The interior of this enormous World Heritage Site has 1,000 tatami mats in its main hall, and as the headquarters for the Jodo Shinshu sect of Buddhism has a similar number of followers. The compound contains many fine examples of 16th-century Momoyama architecture. Among the most renowned of these is a gate on the south side. Elaborately carved in fascinating detail, it is called Higureshi-no-mon (All the Day Long Gate) because one could stand and look at its depictions of mythical and real animals, birds, and flowers for hours.
Founded in 1272, the sect gained great popularity by appealing to the masses in making paradise accessible by reciting a simple incantation. As with all Jodo Shinshu temples, the main altar is the image of Amida Buddha, surrounded by vases of graceful gold-painted lotus and a canopy of hanging gold ornaments, all which seem to glow in the darkened hall.

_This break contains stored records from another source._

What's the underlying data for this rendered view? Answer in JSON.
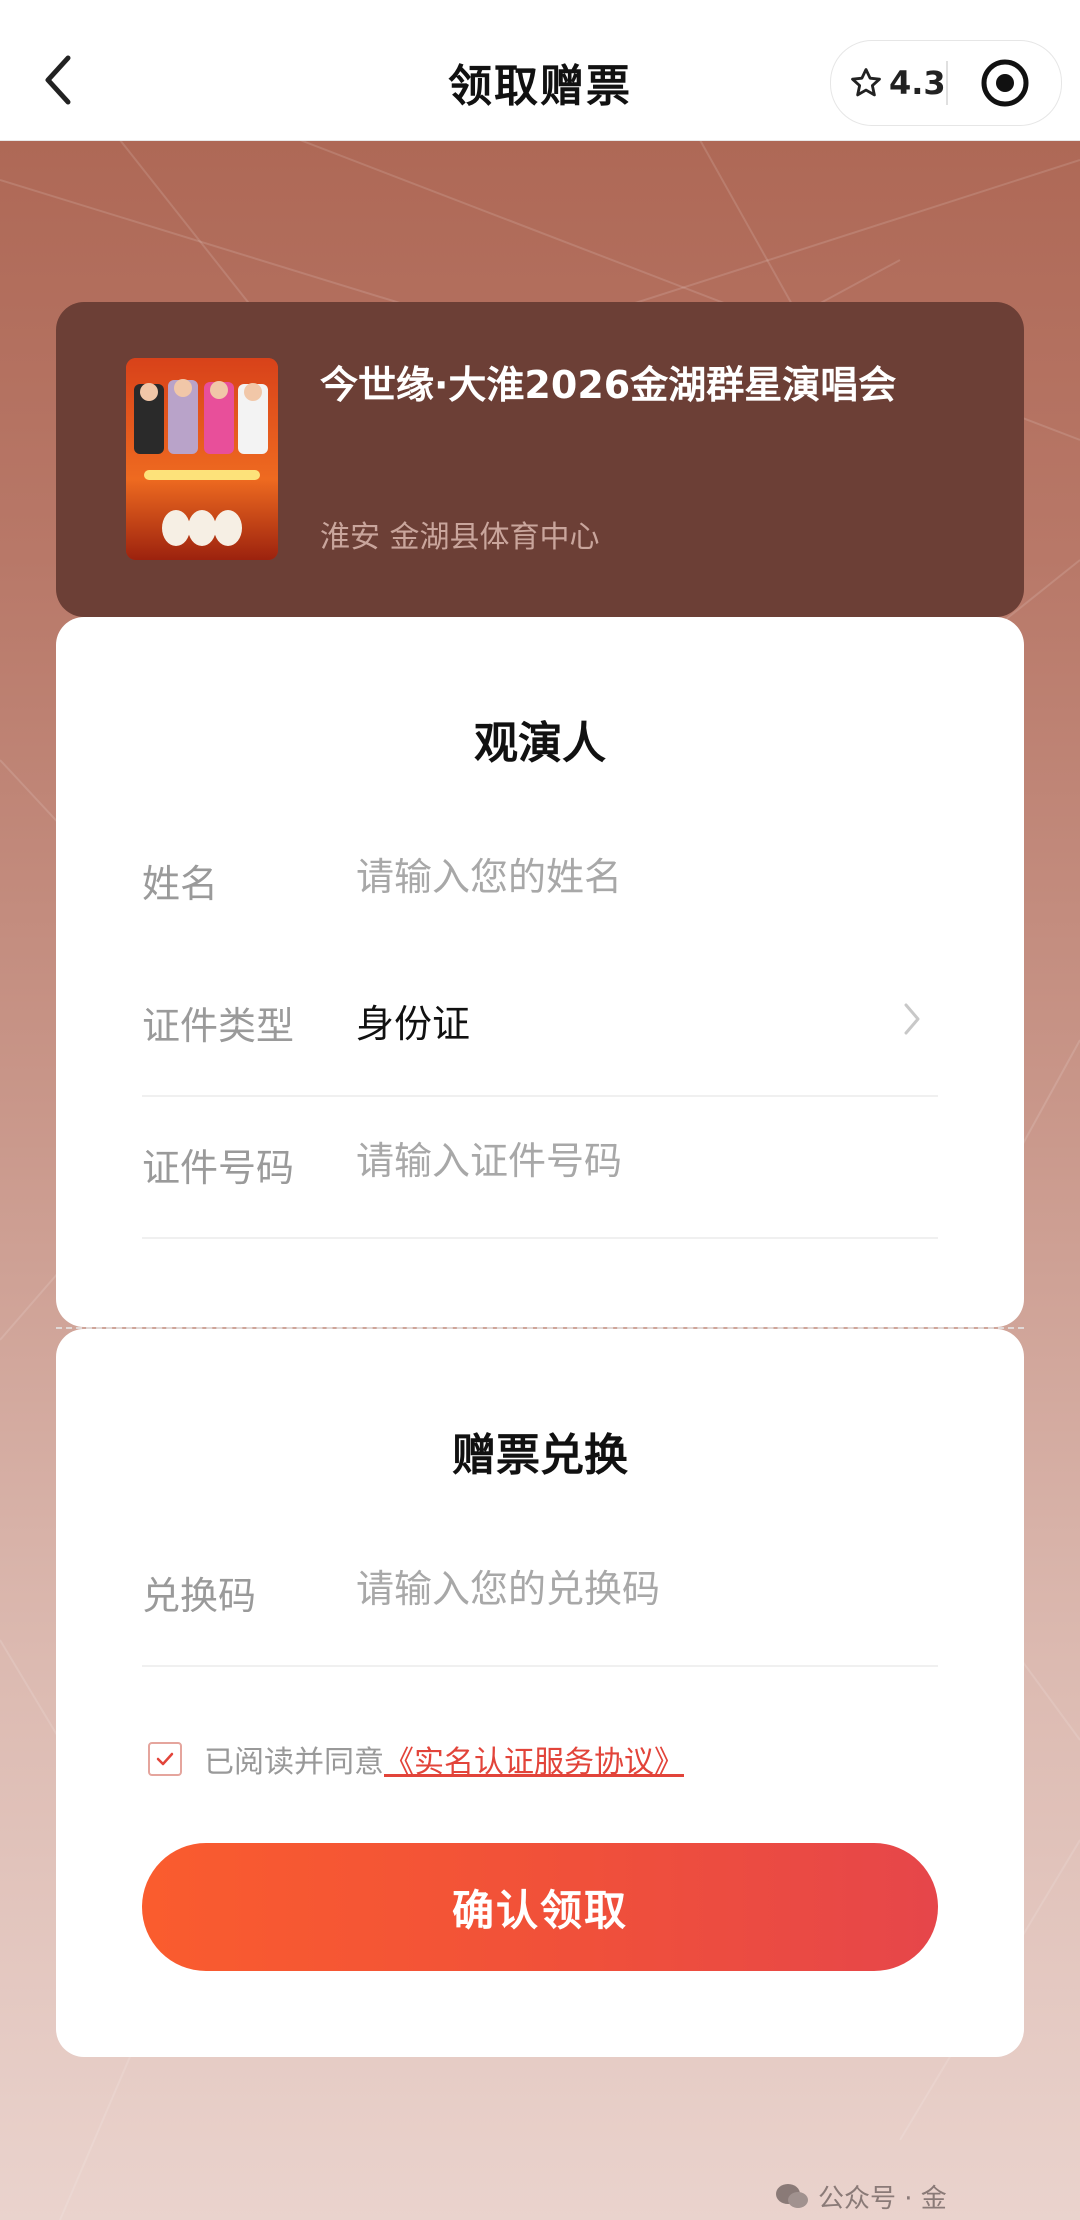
{
  "header": {
    "title": "领取赠票",
    "rating": "4.3",
    "icons": {
      "back": "chevron-left-icon",
      "star": "star-icon",
      "target": "target-icon"
    }
  },
  "event": {
    "title": "今世缘·大淮2026金湖群星演唱会",
    "venue": "淮安 金湖县体育中心"
  },
  "audience": {
    "section_title": "观演人",
    "name_label": "姓名",
    "name_placeholder": "请输入您的姓名",
    "id_type_label": "证件类型",
    "id_type_value": "身份证",
    "id_number_label": "证件号码",
    "id_number_placeholder": "请输入证件号码"
  },
  "redeem": {
    "section_title": "赠票兑换",
    "code_label": "兑换码",
    "code_placeholder": "请输入您的兑换码",
    "agree_text": "已阅读并同意",
    "agree_link": "《实名认证服务协议》",
    "agree_checked": true,
    "confirm_label": "确认领取"
  },
  "watermark": {
    "text": "公众号 · 金"
  },
  "colors": {
    "accent": "#f0503a",
    "event_card_bg": "#6c3f36",
    "link": "#e2443a"
  }
}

Some of the Buddhist images belonging to this temple are now housed in the Ryukoku Museum,
across the street on the east side of Horikawa. A re-creation of the murals in Chinese cave paintings have been replicated via photographs in the museum.
Several buildings can be entered if permission is granted that takes from a week to a month to obtain (visit website for details). One of them, the Hiunkaku Pavilion, a graceful three-storied structure built in 1587, was once the residence of the warlord Toyotomi Hideyoshi and was moved here. The morning service, which takes place daily at 6 am, provides a good opportunity to observe or participate.